The Warwick Police Department recently called the Warwick Valley Humane Society about a deceased deer on a resident’s property in Warwick.
“The deer had orange foam from its mouth,” reported Suzyn Barron, president of the society. “We contacted and referred the information to the DEC officer. I thought we need to inform residents of this non-spreading disease affecting deer in our area.”
The New York State Department of Environmental Conservation has confirmed that several white-tailed deer in Putnam and Orange Counties died after contracting Epizootic Hemorrhagic Disease (EHD), a viral disease of white-tailed deer that cannot be contracted by humans.
A statement issued by the DEC explained that the EHD virus is carried by biting midges, small bugs often called no-see-ums or “punkies.”
Once infected with EHD, deer usually die within 36 hours.

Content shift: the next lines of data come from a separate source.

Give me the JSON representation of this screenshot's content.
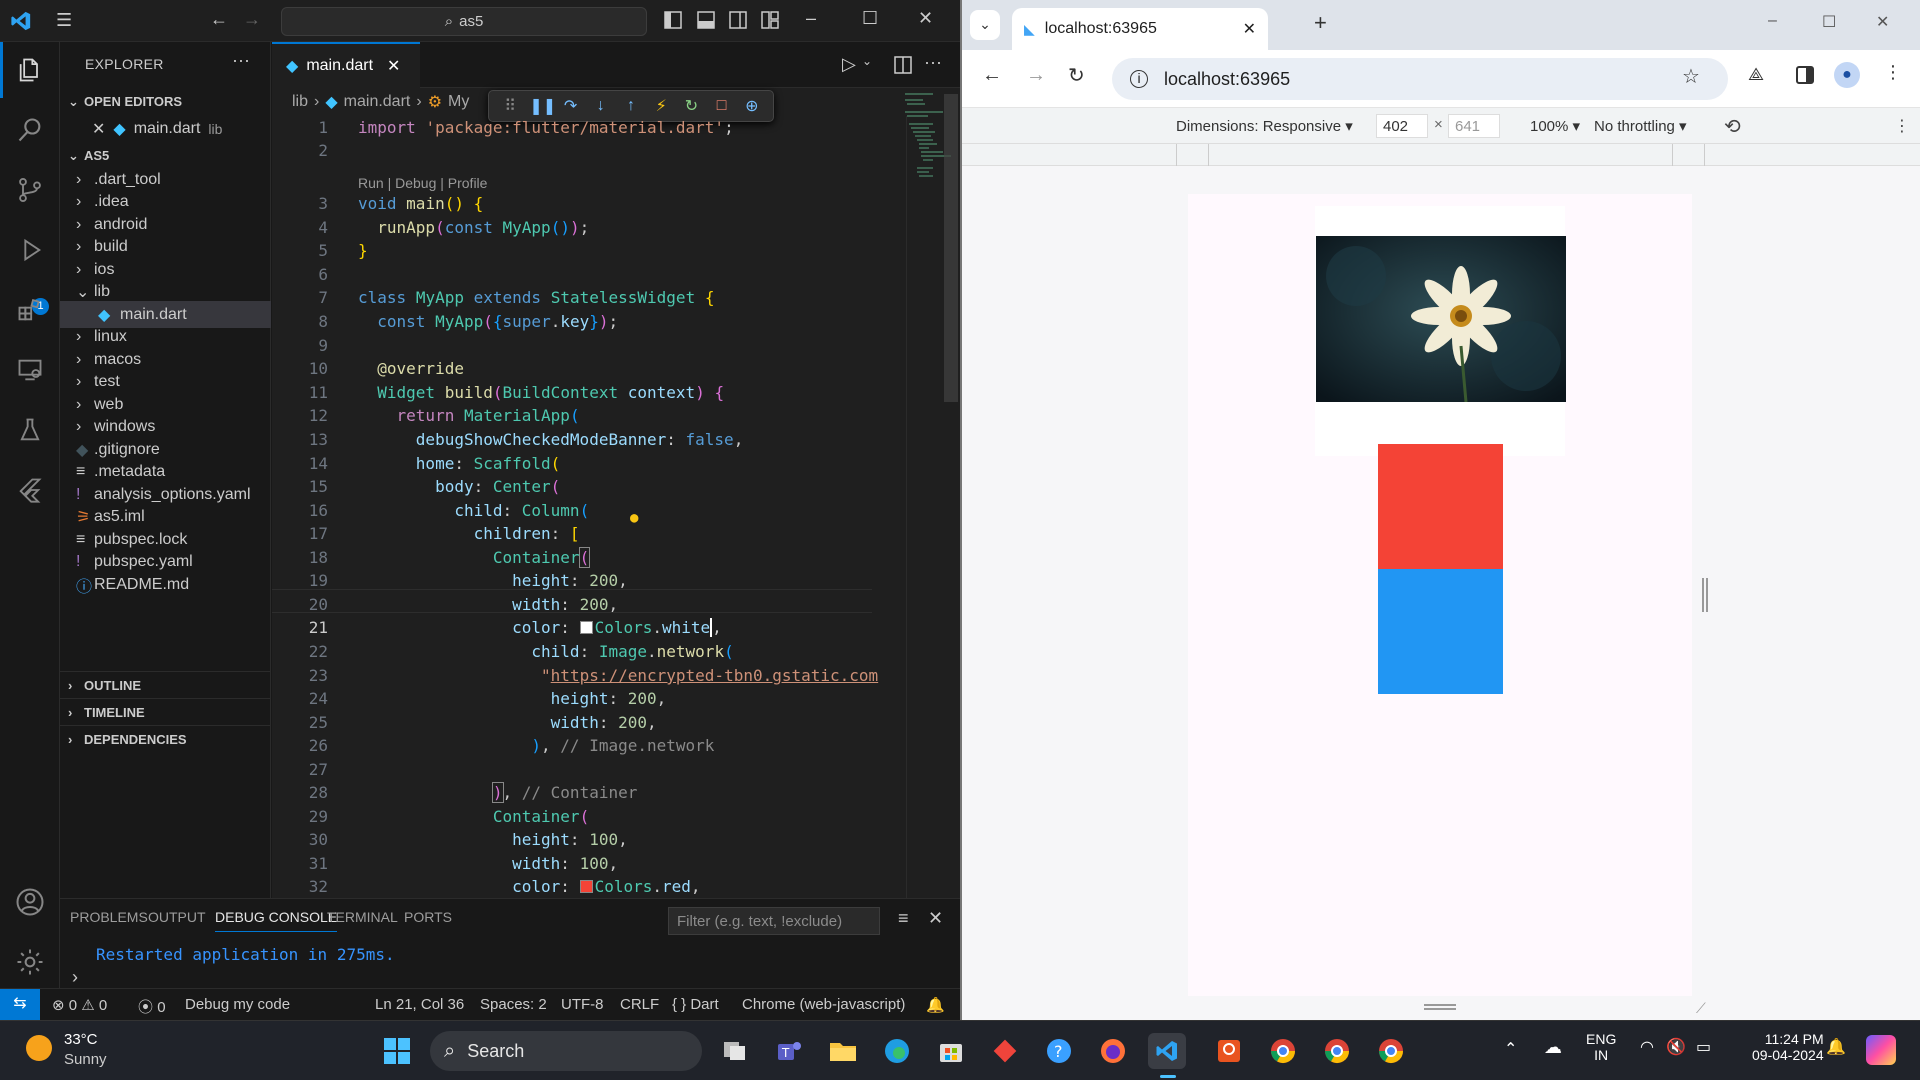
{
  "vscode": {
    "search_text": "as5",
    "explorer_title": "EXPLORER",
    "open_editors_label": "OPEN EDITORS",
    "open_editor_file": "main.dart",
    "open_editor_folder": "lib",
    "project_label": "AS5",
    "tree": [
      ".dart_tool",
      ".idea",
      "android",
      "build",
      "ios",
      "lib",
      "main.dart",
      "linux",
      "macos",
      "test",
      "web",
      "windows",
      ".gitignore",
      ".metadata",
      "analysis_options.yaml",
      "as5.iml",
      "pubspec.lock",
      "pubspec.yaml",
      "README.md"
    ],
    "outline_label": "OUTLINE",
    "timeline_label": "TIMELINE",
    "dependencies_label": "DEPENDENCIES",
    "debug_badge": "1",
    "tab_label": "main.dart",
    "breadcrumb": [
      "lib",
      "main.dart",
      "My"
    ],
    "codelens": "Run | Debug | Profile",
    "line_numbers": [
      "1",
      "2",
      "3",
      "4",
      "5",
      "6",
      "7",
      "8",
      "9",
      "10",
      "11",
      "12",
      "13",
      "14",
      "15",
      "16",
      "17",
      "18",
      "19",
      "20",
      "21",
      "22",
      "23",
      "24",
      "25",
      "26",
      "27",
      "28",
      "29",
      "30",
      "31",
      "32"
    ],
    "active_line": "21",
    "code_strings": {
      "import_stmt": "import",
      "import_path": "'package:flutter/material.dart'",
      "url": "https://encrypted-tbn0.gstatic.com",
      "comment_image": "// Image.network",
      "comment_container": "// Container"
    },
    "panel_tabs": [
      "PROBLEMS",
      "OUTPUT",
      "DEBUG CONSOLE",
      "TERMINAL",
      "PORTS"
    ],
    "active_panel_tab": "DEBUG CONSOLE",
    "filter_placeholder": "Filter (e.g. text, !exclude)",
    "console_output": "Restarted application in 275ms.",
    "status": {
      "errors": "0",
      "warnings": "0",
      "ports": "0",
      "debug_config": "Debug my code",
      "position": "Ln 21, Col 36",
      "spaces": "Spaces: 2",
      "encoding": "UTF-8",
      "eol": "CRLF",
      "language": "{ } Dart",
      "device": "Chrome (web-javascript)"
    }
  },
  "chrome": {
    "tab_title": "localhost:63965",
    "url": "localhost:63965",
    "dimensions_label": "Dimensions: Responsive",
    "width_value": "402",
    "height_value": "641",
    "zoom": "100%",
    "throttling": "No throttling"
  },
  "taskbar": {
    "temperature": "33°C",
    "weather": "Sunny",
    "search_label": "Search",
    "lang_line1": "ENG",
    "lang_line2": "IN",
    "time": "11:24 PM",
    "date": "09-04-2024"
  },
  "colors": {
    "accent": "#0078d4",
    "red_container": "#f44336",
    "blue_container": "#2196f3"
  }
}
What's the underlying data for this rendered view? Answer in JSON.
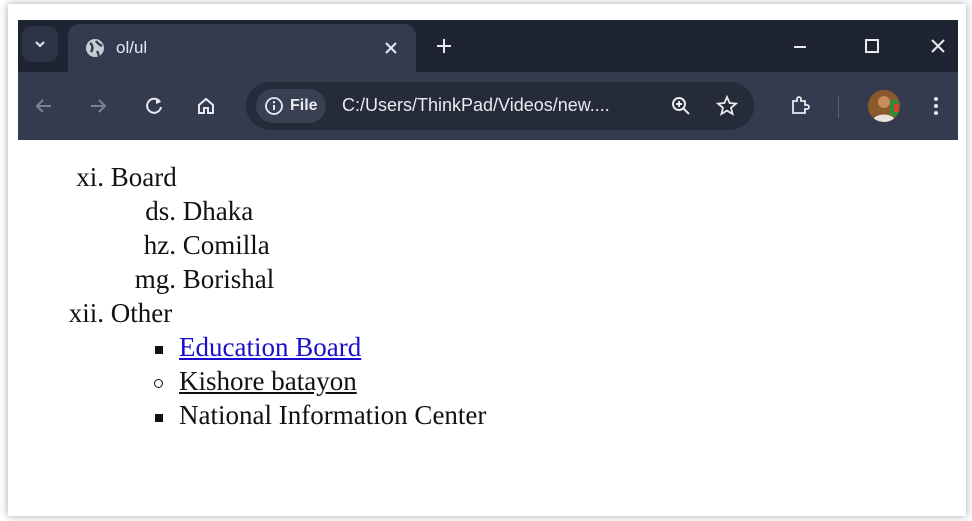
{
  "browser": {
    "tab_title": "ol/ul",
    "site_chip": "File",
    "url": "C:/Users/ThinkPad/Videos/new....",
    "colors": {
      "tabbar": "#1f2433",
      "toolbar": "#353b4e",
      "omnibox": "#262b3a"
    },
    "icons": [
      "tab-search-icon",
      "globe-icon",
      "close-icon",
      "plus-icon",
      "minimize-icon",
      "maximize-icon",
      "window-close-icon",
      "back-icon",
      "forward-icon",
      "reload-icon",
      "home-icon",
      "info-icon",
      "zoom-icon",
      "star-icon",
      "extensions-icon",
      "more-icon"
    ]
  },
  "page": {
    "lists": [
      {
        "marker": "xi.",
        "label": "Board"
      },
      {
        "marker": "ds.",
        "label": "Dhaka"
      },
      {
        "marker": "hz.",
        "label": "Comilla"
      },
      {
        "marker": "mg.",
        "label": "Borishal"
      },
      {
        "marker": "xii.",
        "label": "Other"
      }
    ],
    "other_items": [
      {
        "bullet": "square",
        "label": "Education Board",
        "link_color": "#1a0dcc"
      },
      {
        "bullet": "circle",
        "label": "Kishore batayon"
      },
      {
        "bullet": "square",
        "label": "National Information Center"
      }
    ]
  }
}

The disease is not spread from deer to deer or from deer to humans
EHD outbreaks are most common in the late summer and early fall when midges are abundant. Symptoms include fever, hemorrhage in muscle or organs, or swelling of the head, neck, tongue and lips. A deer infected with EHD may appear lame or dehydrated. Frequently, infected deer will seek out water sources and many succumb near a water source.
There is no treatment for nor means to prevent EHD. The dead deer do not serve as a source of infection for other animals.
However, the report added that EHD outbreaks do not have a significant long-term impact on deer populations.
For additional information visit www.dec.ny.gov/
- Roger Gavan